Another program is called the Kenya Prevention of Maternal Mortality (KPMM), with headquarters in Accra, Ghana, at the Regional Prevention of Maternal Mortality (RPMMN). Maternal mortality is influenced by genetics, education, facilities, and culture. Team members include obstetricians/gynecologists, nurse/midwives, social scientists, community physicians, ministry of health workers, investors, and educators.
The goals of KPMM include strengthening the capacity of Kenyan institutions to design, implement, and evaluate maternal health programs in a variety of setting. They also aim to identify and bring together professionals in reproductive health, develop programs and operations research models for maternal mortality prevention projects, and to inform decision makers about the serious implications of maternal mortality and share information on effective strategies to reduce it.
Youth centers include recreation to help children grow and find healthy, creative interests. Drama, sports, poetry, and photography are some of the programs offered.
These centers serve as creative and expressive avenues, and can be used with stories to teach sexual and other topics.
Improving Reproductive Health

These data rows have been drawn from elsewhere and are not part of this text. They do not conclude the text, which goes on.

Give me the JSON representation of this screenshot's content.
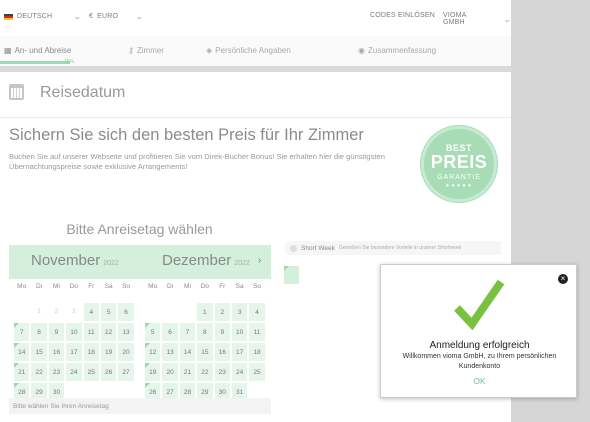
{
  "topbar": {
    "language": "DEUTSCH",
    "currency_symbol": "€",
    "currency": "EURO",
    "codes": "CODES EINLÖSEN",
    "account": "VIOMA GMBH"
  },
  "steps": [
    {
      "label": "An- und Abreise",
      "icon": "calendar-icon"
    },
    {
      "label": "Zimmer",
      "icon": "key-icon"
    },
    {
      "label": "Persönliche Angaben",
      "icon": "tag-icon"
    },
    {
      "label": "Zusammenfassung",
      "icon": "eye-icon"
    }
  ],
  "progress": {
    "label": "15%",
    "value": 0.15
  },
  "section_title": "Reisedatum",
  "headline": "Sichern Sie sich den besten Preis für Ihr Zimmer",
  "subtext": "Buchen Sie auf unserer Webseite und profitieren Sie vom Direk-Bucher Bonus! Sie erhalten hier die günstigsten Übernachtungspreise sowie exklusive Arrangements!",
  "seal": {
    "line1": "BEST",
    "line2": "PREIS",
    "line3": "GARANTIE",
    "stars": "★★★★★"
  },
  "pick_title": "Bitte Anreisetag wählen",
  "weekdays": [
    "Mo",
    "Di",
    "Mi",
    "Do",
    "Fr",
    "Sa",
    "So"
  ],
  "calendars": [
    {
      "month": "November",
      "year": "2022"
    },
    {
      "month": "Dezember",
      "year": "2022"
    }
  ],
  "calendar_footer": "Bitte wählen Sie Ihren Anreisetag",
  "short_week": {
    "label": "Short Week",
    "note": "Genießen Sie besondere Vorteile in unserer Shortweek"
  },
  "modal": {
    "title": "Anmeldung erfolgreich",
    "body": "Willkommen vioma GmbH, zu Ihrem persönlichen Kundenkonto",
    "ok": "OK",
    "close": "×"
  },
  "colors": {
    "accent": "#6cc08a",
    "calendar": "#d4f0dd",
    "check": "#7ac142"
  }
}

Reproductive health education involves identifying gaps in services and making available information about local resources, education and training. This program also develops community and professional networks, and ensures project sustainability. Methods of training include discussion groups, videos, role plays, lectures and, of course, books. Market outreaches, such as networking with primary schools, have been conducted. Pre-tests and post-tests measure graduate knowledge.

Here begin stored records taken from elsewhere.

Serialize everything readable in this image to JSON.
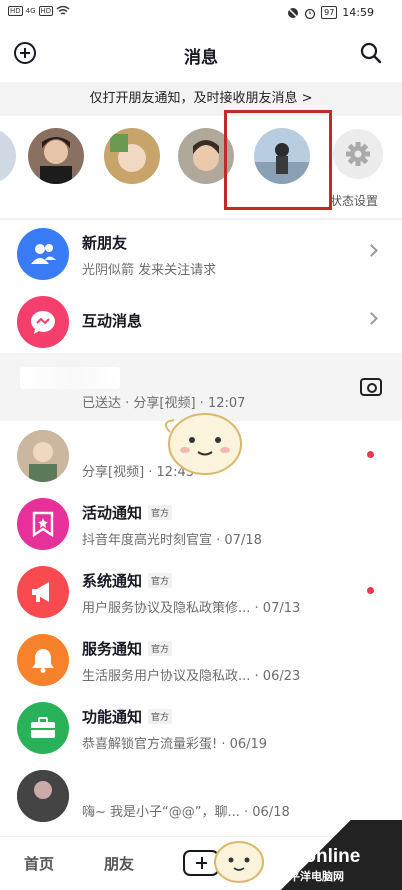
{
  "status_bar": {
    "left_badge_1": "HD",
    "left_badge_2": "HD",
    "network": "4G",
    "battery": "97",
    "time": "14:59"
  },
  "header": {
    "title": "消息"
  },
  "notice": {
    "text": "仅打开朋友通知，及时接收朋友消息 >"
  },
  "stories": {
    "status_setting_label": "状态设置"
  },
  "rows": [
    {
      "name": "新朋友",
      "desc": "光阴似箭 发来关注请求",
      "icon": "users-icon",
      "color": "#3a7cf5"
    },
    {
      "name": "互动消息",
      "desc": "",
      "icon": "chat-bubble-icon",
      "color": "#f43e6c"
    },
    {
      "name": "",
      "desc": "已送达 · 分享[视频] · 12:07",
      "icon": "camera-icon"
    },
    {
      "name": "",
      "desc": "分享[视频] · 12:43 ·",
      "icon": "avatar"
    },
    {
      "name": "活动通知",
      "badge": "官方",
      "desc": "抖音年度高光时刻官宣 · 07/18",
      "icon": "bookmark-star-icon",
      "color": "#e8309b"
    },
    {
      "name": "系统通知",
      "badge": "官方",
      "desc": "用户服务协议及隐私政策修... · 07/13",
      "icon": "megaphone-icon",
      "color": "#f84a4f"
    },
    {
      "name": "服务通知",
      "badge": "官方",
      "desc": "生活服务用户协议及隐私政... · 06/23",
      "icon": "bell-icon",
      "color": "#f7822b"
    },
    {
      "name": "功能通知",
      "badge": "官方",
      "desc": "恭喜解锁官方流量彩蛋! · 06/19",
      "icon": "briefcase-icon",
      "color": "#29b25a"
    },
    {
      "name": "",
      "desc": "嗨~ 我是小子“@@”，聊... · 06/18",
      "icon": "avatar"
    }
  ],
  "bottom_nav": {
    "home": "首页",
    "friends": "朋友"
  },
  "watermark": {
    "brand": "PConline",
    "sub": "太平洋电脑网"
  },
  "colors": {
    "highlight": "#c62828",
    "unread_dot": "#e8374e"
  }
}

KMET also trains nurse midwives and physicians. Challenges include financing and some local illiteracy, lacked of trained personnel, and local customs. For instance, sex continues to be looked at as a cleansing ritual. Polygamy persists, and many men refuse to use condoms.

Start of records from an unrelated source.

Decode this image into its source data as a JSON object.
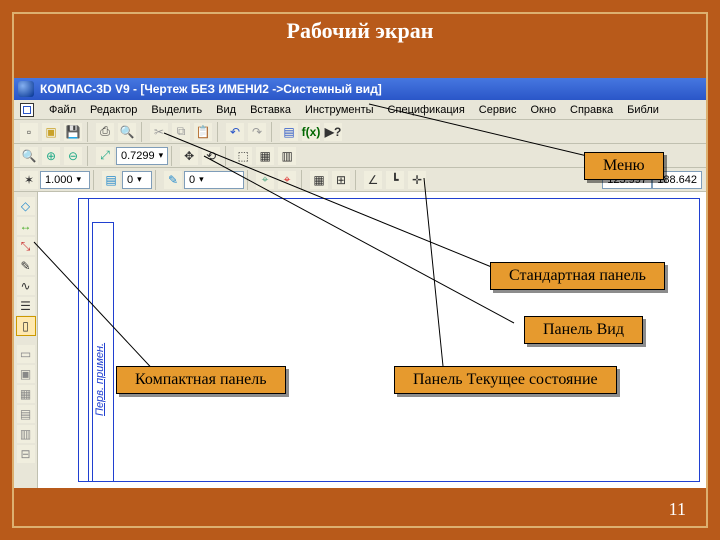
{
  "slide": {
    "title": "Рабочий экран",
    "page_number": "11"
  },
  "window": {
    "title": "КОМПАС-3D V9 - [Чертеж БЕЗ ИМЕНИ2 ->Системный вид]"
  },
  "menu": {
    "file": "Файл",
    "edit": "Редактор",
    "select": "Выделить",
    "view": "Вид",
    "insert": "Вставка",
    "tools": "Инструменты",
    "spec": "Спецификация",
    "service": "Сервис",
    "window": "Окно",
    "help": "Справка",
    "library": "Библи"
  },
  "toolbar1": {
    "fx": "f(x)"
  },
  "toolbar2": {
    "zoom_value": "0.7299"
  },
  "toolbar3": {
    "scale": "1.000",
    "step": "0",
    "layer": "0",
    "coord_x": "125.997",
    "coord_y": "188.642"
  },
  "canvas": {
    "vertical_label": "Перв. примен."
  },
  "callouts": {
    "menu": "Меню",
    "standard_panel": "Стандартная панель",
    "view_panel": "Панель Вид",
    "compact_panel": "Компактная панель",
    "state_panel": "Панель Текущее состояние"
  }
}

Post-abortion care is also taught. About 96% of abortions in Africa are performed unsafely. Most women who have unsafe abortions are single, unemployed students. Methods include douches, plant stems, herbal teas, ground glass gulped as powder and excessive alcohol. The KMET program uses worker training and providing contraceptives.
Working with Partners
KMET works with other groups such as the US Centers for Disease Control and Prevention and African groups such as the APHIA II-Nyanza Project and Tuungane Project to supply materials for programs. KMET also receives microloan support through Kiva. Women gain not only knowledge but confidence. Benigna Aoko, 20 years old, said that "I have been empowered to empower other girls in the community" ad that she has "gained in personality" to be able to speak in front of people.
Providing Economic Support
Although KMET does not provide large stipends as other NGOs do, loans are provided because economic empowerment is needed in addition to education. Lonas are especially geared to single mothers and orphans.
The KMET revolving loans make an important difference for people in Kenya, especially those affected by the deaths of loved ones. One such person is widowed Yuanitta, whose husband died of AIDS and who was left with 12 children to care for. The loan enabled her to open a small stall at a local market. She also receives the nutrition supplement babuji.
About the Author
Louiza Patsis, MS, is the author of the children's book The Boy in a Wheelchair and the adult books Life, Work and Play: Poems and Short Stories, and Pocket Guide to Fitness. These books are available on www.Authorhouse.com, www.Amazon.com and www.bn.com.
About Angels in Medicine
Angels in Medicine is a volunteer site dedicated to the humanitarians, heroes, angels, and bodhisattvas of medicine. The site features physicians, nurses, physician assistants and other healthcare workers and volunteers who reach people without the resources or opportunities for quality care, such as teens, the poor, the incarcerated, the elderly, or those living in poor or war-torn regions. Read their stories at www.medangel.org.